RONR (12th ed.) 2:8.
I’ve been involved in many amendments to and revisions of governing documents. There is no “one size fits all” solution as organization are different as to purpose, membership, governance, politics, and personality. No one set of bylaws will fit all organizations. Good bylaws, like clothes, should fit the organization they are meant to serve. Without knowing the specifics of an organization and its needs, it’s difficult to say one process is “best” for reviewing and amending the bylaws. That said, organizations I have worked with that have been most successful with bylaws changes have been very orderly in their process. This requires more effort in planning, but assures that maximum involvement has been achieved and that no significant aspect has been overlooked. While an organization’s elected leaders and staff must make the final decision as to the best method, I recommend the following general process:
Initial Determination of Goals. There are different reasons for bylaws changes: to correct typos and layout; to clear up inconsistencies; to create a better bylaws structure; or to make structural changes to the organization. Only after the purpose behind the process is determined can a final timetable be completed (because structural changes to the organization or combining documents require far more effort than simply improving wording). Typically, simple word changes can be completed within a few months with minimal membership involvement. A substantial modification or revision to bylaws usually takes a minimum of nine months and should involve significant membership involvement.
Initial Determination of Method of Amendment. Governing documents tend to be amended in one of two ways: individual amendments or a “revision.” The method of approach will make a significant difference as to how the entire process is handled. (As discussed below, individual amendments are much more restrictive and make it more difficult to create a single, unified document.)
Individual amendments are the method most often used by organizations to make changes to the governing documents—a proposal is made to amend a specific section (or several sections) with different wording. The amendment is then presented, discussed, and voted upon.

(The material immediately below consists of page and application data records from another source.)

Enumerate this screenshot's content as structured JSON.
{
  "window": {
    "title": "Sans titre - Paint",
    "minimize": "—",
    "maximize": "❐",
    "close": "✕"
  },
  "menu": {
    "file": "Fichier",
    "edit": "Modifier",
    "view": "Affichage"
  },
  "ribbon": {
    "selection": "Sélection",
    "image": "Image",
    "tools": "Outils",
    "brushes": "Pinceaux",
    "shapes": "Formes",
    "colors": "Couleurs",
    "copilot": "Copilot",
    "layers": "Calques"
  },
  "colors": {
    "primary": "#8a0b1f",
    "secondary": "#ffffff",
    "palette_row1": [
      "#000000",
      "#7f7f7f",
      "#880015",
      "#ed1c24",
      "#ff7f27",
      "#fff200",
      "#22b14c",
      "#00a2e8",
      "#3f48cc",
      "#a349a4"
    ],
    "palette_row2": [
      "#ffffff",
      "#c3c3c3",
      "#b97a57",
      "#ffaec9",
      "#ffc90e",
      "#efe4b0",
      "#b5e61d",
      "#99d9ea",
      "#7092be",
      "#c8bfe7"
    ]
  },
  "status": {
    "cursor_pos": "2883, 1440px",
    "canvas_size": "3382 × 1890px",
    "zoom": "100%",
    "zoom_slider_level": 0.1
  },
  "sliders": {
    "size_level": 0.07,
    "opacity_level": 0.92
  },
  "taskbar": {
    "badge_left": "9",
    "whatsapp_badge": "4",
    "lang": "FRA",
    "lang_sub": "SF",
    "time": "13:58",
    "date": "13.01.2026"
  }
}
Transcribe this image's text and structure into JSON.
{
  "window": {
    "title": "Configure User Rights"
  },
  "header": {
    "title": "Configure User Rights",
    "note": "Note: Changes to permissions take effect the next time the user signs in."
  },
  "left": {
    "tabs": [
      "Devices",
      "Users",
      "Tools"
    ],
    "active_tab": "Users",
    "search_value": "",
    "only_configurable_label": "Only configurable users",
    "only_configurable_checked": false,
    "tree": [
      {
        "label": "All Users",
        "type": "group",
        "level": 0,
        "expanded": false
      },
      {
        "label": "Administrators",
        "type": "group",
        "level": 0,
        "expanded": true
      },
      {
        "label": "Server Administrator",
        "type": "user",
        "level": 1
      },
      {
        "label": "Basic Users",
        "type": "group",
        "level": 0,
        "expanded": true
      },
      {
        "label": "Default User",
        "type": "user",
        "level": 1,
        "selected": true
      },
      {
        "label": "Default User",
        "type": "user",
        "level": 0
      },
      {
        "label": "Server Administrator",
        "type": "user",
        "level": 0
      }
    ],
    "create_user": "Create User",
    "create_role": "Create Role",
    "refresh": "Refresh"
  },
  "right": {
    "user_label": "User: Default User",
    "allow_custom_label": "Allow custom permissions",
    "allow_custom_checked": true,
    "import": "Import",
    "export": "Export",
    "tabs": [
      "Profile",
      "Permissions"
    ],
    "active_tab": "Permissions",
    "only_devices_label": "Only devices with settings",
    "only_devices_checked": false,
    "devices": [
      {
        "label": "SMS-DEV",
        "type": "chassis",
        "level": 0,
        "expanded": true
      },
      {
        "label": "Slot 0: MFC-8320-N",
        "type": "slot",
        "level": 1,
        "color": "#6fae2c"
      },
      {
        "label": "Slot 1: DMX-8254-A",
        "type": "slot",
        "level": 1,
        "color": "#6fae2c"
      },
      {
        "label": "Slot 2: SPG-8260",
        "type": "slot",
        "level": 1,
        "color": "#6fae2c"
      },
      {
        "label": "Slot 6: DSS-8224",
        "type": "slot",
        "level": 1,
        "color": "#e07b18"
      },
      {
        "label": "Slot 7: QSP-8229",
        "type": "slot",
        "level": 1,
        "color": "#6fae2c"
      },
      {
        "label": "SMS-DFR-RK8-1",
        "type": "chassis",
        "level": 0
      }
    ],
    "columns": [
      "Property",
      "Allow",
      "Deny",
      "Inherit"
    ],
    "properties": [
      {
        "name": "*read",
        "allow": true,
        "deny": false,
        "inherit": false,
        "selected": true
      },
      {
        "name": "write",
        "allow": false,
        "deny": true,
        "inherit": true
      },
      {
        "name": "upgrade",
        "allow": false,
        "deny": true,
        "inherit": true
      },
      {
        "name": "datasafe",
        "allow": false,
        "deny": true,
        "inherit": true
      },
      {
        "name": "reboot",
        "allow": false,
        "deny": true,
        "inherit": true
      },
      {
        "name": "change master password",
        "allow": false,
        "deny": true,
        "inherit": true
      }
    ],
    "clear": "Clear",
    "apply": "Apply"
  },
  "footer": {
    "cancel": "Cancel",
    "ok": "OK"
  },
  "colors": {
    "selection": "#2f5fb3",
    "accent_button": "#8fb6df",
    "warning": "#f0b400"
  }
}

In contrast, a “revision” is used when changes are so extensive and general that they are scattered throughout the document (or documents). Unlike an isolated amendment, a revision is a substitution of a new document. Notice of such revision is notice that a new document will be submitted for consideration that will be open to amendment as fully as if the organization was adopting bylaws for the first time. A single vote is finally taken on the document as a whole (which also means that all changes fail if the final revision vote is not adopted). The advantage of a revision is that it permits conflicting language to be resolved and permits the creation of a single, unified document. While revisions are typically used to make substantive changes, I’ve seen revisions devoted to grammatical and structural changes, with no substantive alterations. On a few occasions (and not for the faint of heart) I’ve seen organizations consider multiple revisions at the same meeting: a revision consisting of grammatical changes was adopted unanimously with little discussion, a second revision of more substantive changes was discussed and adopted, and a few controversial amendments were debated and voted on individually.

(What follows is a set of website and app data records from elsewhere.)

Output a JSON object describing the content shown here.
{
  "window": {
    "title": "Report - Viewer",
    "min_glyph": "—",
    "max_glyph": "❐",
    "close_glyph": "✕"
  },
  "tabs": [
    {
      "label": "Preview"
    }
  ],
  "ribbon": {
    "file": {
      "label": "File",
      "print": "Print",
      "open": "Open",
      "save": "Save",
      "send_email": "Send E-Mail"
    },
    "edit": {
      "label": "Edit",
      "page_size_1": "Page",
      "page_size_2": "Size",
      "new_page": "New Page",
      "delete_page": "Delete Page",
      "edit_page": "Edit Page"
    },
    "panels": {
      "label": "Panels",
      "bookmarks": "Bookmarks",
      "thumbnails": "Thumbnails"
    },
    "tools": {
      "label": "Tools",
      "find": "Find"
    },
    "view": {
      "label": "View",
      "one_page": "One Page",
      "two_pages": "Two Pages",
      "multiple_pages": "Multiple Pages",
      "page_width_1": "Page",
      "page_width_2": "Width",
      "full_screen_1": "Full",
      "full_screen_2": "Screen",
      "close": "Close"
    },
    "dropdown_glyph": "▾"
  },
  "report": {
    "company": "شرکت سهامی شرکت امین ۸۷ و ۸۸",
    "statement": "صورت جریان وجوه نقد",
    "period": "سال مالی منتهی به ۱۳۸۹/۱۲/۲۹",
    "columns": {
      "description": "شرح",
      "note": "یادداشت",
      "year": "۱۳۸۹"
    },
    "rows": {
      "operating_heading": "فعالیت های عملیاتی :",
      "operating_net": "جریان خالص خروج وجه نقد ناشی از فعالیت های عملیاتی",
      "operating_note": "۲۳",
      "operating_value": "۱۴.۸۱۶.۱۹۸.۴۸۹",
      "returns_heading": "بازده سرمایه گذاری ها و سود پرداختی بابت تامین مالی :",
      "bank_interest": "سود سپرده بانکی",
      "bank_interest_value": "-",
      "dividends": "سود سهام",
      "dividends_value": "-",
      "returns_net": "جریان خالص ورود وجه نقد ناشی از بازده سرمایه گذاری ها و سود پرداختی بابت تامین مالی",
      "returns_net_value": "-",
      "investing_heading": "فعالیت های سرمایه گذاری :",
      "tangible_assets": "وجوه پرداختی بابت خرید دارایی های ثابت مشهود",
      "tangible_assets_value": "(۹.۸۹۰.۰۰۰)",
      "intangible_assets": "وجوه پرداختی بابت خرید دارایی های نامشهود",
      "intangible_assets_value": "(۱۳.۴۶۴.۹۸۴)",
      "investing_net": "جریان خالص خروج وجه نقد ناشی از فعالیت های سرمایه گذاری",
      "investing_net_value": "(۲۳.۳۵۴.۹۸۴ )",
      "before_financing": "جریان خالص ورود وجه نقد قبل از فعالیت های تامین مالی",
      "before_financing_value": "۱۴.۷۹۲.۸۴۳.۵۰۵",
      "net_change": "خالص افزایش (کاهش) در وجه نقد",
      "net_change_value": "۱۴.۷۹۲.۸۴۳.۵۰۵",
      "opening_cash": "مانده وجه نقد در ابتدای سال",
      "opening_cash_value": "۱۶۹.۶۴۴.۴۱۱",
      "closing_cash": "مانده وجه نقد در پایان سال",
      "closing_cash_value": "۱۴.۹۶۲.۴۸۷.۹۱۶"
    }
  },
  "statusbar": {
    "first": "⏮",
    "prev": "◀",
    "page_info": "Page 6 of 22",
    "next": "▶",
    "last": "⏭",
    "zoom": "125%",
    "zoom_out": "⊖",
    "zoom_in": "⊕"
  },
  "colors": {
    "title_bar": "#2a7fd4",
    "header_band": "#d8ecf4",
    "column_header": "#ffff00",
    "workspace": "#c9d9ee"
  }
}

Member/Stakeholder Input. Members or stakeholders should be given notice (possibly through emails, the association website, or a publication or mailing) that the organization is considering changes to the governing documents and that members can make suggestions for improving the governing documents. Centers of influence, such as the officers, Board of Directors and committees should be directly approached regarding the bylaws process and specifically asked for input.

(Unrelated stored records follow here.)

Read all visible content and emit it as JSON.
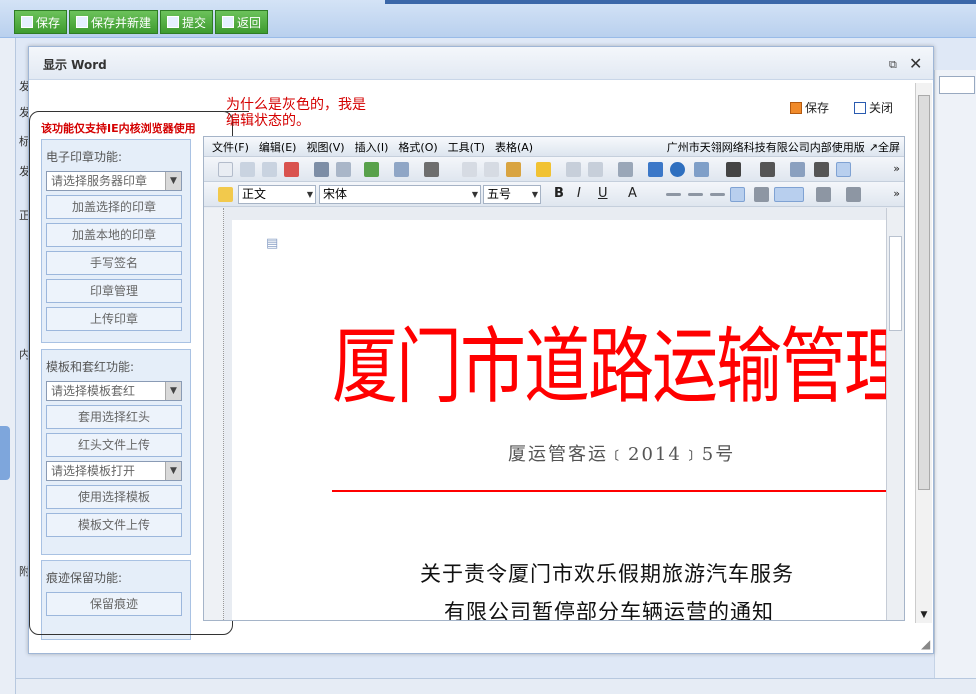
{
  "toolbar": {
    "buttons": [
      "保存",
      "保存并新建",
      "提交",
      "返回"
    ]
  },
  "background": {
    "side_labels": [
      "发",
      "发",
      "标",
      "发",
      "正",
      "内",
      "附"
    ]
  },
  "dialog": {
    "title": "显示 Word",
    "left_panel": {
      "note": "该功能仅支持IE内核浏览器使用",
      "seal_group": {
        "title": "电子印章功能:",
        "select": "请选择服务器印章",
        "buttons": [
          "加盖选择的印章",
          "加盖本地的印章",
          "手写签名",
          "印章管理",
          "上传印章"
        ]
      },
      "template_group": {
        "title": "模板和套红功能:",
        "select1": "请选择模板套红",
        "buttons1": [
          "套用选择红头",
          "红头文件上传"
        ],
        "select2": "请选择模板打开",
        "buttons2": [
          "使用选择模板",
          "模板文件上传"
        ]
      },
      "trace_group": {
        "title": "痕迹保留功能:",
        "buttons": [
          "保留痕迹"
        ]
      }
    },
    "annotation": "为什么是灰色的，我是编辑状态的。",
    "actions": {
      "save": "保存",
      "close": "关闭"
    },
    "word": {
      "menus": [
        "文件(F)",
        "编辑(E)",
        "视图(V)",
        "插入(I)",
        "格式(O)",
        "工具(T)",
        "表格(A)"
      ],
      "company": "广州市天翎网络科技有限公司内部使用版",
      "fullscreen": "↗全屏",
      "style": "正文",
      "font": "宋体",
      "size": "五号",
      "document": {
        "red_header": "厦门市道路运输管理处文件",
        "doc_number": "厦运管客运﹝2014﹞5号",
        "title_line1": "关于责令厦门市欢乐假期旅游汽车服务",
        "title_line2": "有限公司暂停部分车辆运营的通知"
      }
    }
  },
  "colors": {
    "red_header": "#ff0000",
    "note": "#d40000",
    "toolbar_green": "#3e9b2f"
  }
}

Initial Read-Through by Committee or Board. If more than cosmetic changes are to be considered, either a committee or the Board or a subcommittee should read the bylaws and consider structural changes to be made (e.g., combining sections, deleting provisions that don’t need to be in the bylaws, moving provisions to the policies, etc.) Some group (again, either the entire committee or a subcommittee) must eventually read the document as a whole and determine that the structure is an appropriate one. Some conference calls or virtual meetings may be necessary to resolve certain issues.
Structural Review by Attorney and Parliamentarian. Although the attorney and parliamentarian should be consulted at various times throughout the process, a specific review should be made by these individuals to ensure that the proposed structure does not violate state nonprofit statutes or general principles of bylaws construction. (Nonprofit statutes are amended from time to time and some organizations find that previously proper documents violate the nonprofit statutes—often as to issues regarding the number of officers, method of electing officers, notice of meetings, how meetings are held (in person or virtual), and electronic voting.)
Wordsmithing. Once a structure for the bylaws is determined, individuals or subcommittees should be made responsible for making certain that each section makes sense and cannot be taken out of context. According to RONR, “Each sentence should be written so as to be impossible to quote out of context; that is, either its complete meaning should be clear without reference to sentences preceding or following, or it should be worded so as to compel the reader to refer to adjoining sentences—as by beginning, ‘Any member so elected . . .’” RONR (12th ed.) 56:11. Some organizations appoint a “technical subcommittee” with a purpose of ensuring that all technical aspects of the process have been considered—word selection, section layouts, pagination, etc. The entire document at some point should be reviewed and initially approved as to structure and wording.
Submission to Members. The entire draft bylaws should be made available to members (possibly by e-mail or on the organization’s Web site to avoid major costs) for review and comments. The committee chair should forward comments (possibly by e-mail) for consideration and decision. Some conference calls or virtual meetings may be necessary to discuss certain issues. Persons forwarding proposals should receive prompt replies as to recommendations.
Public Hearing. If possible, open hearings or a “town hall” type gathering should be held at some regularly scheduled meeting (typically a membership meeting) to allow questions and discussion on the proposed document. If not held at a meeting, such an event could occur virtually.
Final Draft Document. At some point, the document(s) must be considered completed and forwarded to all members. The goal at this point is to have received comments from every available source and to have addressed all issues raised by members. No one should be able to suggest that the amendment process was closed or selective.
Adoption of Amendment/Revision by Board and Membership. Most often the final document should be adopted by both the governing body and the membership, but specifics on the process would be governed by the Bylaws themselves.
Review of Policies. Any current policies should be reviewed generally during the early bylaws process to determine if any policies should actually be in the governing documents. However, review and revision of the policies can be done later, in that these policies do not usually follow the cumbersome process of bylaws amendments and may only need to be approved by the board. There are several options for addressing policy modifications, depending on the committee’s willingness to take on several tasks at once and available resources:
- Have the committee or subcommittee review policies for change during the process described above,
- Have the committee or subcommittee review policies for change beginning near the end of the process described above (the committee will find itself in a lull about the time the final document is completed and sent to members for comment), or
- Have the committee or subcommittee review policies for change following the process described above.
In my opinion, the second option is the most logical, in that the process and language of the governing documents will be fresh in everyone’s minds. By the time the process is concluded, some members may have difficulty in getting started on another project.
My role has ranged from getting thoughts on what was needed and then drafting the entire revision (which was then adopted unanimously) to being engaged at certain points in the process to just consulting. That also can vary considerably depending on the proposed changes and the organization.
The goal of any bylaws amendment or revision is to create a document that is clear, understandable to members, and not in need of regular interpretation. Some organizations seem to exist in large part to regularly consider bylaws amendments, which is unfortunate. The hope of a good bylaws revision process is to create a document that allows the organization to get back to the purpose (or purposes) for which it was created, and not to be constantly revisiting bylaws language.
Jim Slaughter is an attorney, Certified Professional Parliamentarian, Professional Registered Parliamentarian, and past President of the American College of Parliamentary Lawyers. He is author of four books on association meeting procedure, including Robert’s Rules of Order Fast Track and Notes and Comments on Robert’s Rules, Fifth Edition. For charts and articles on meeting procedure, visit www.jimslaughter.com.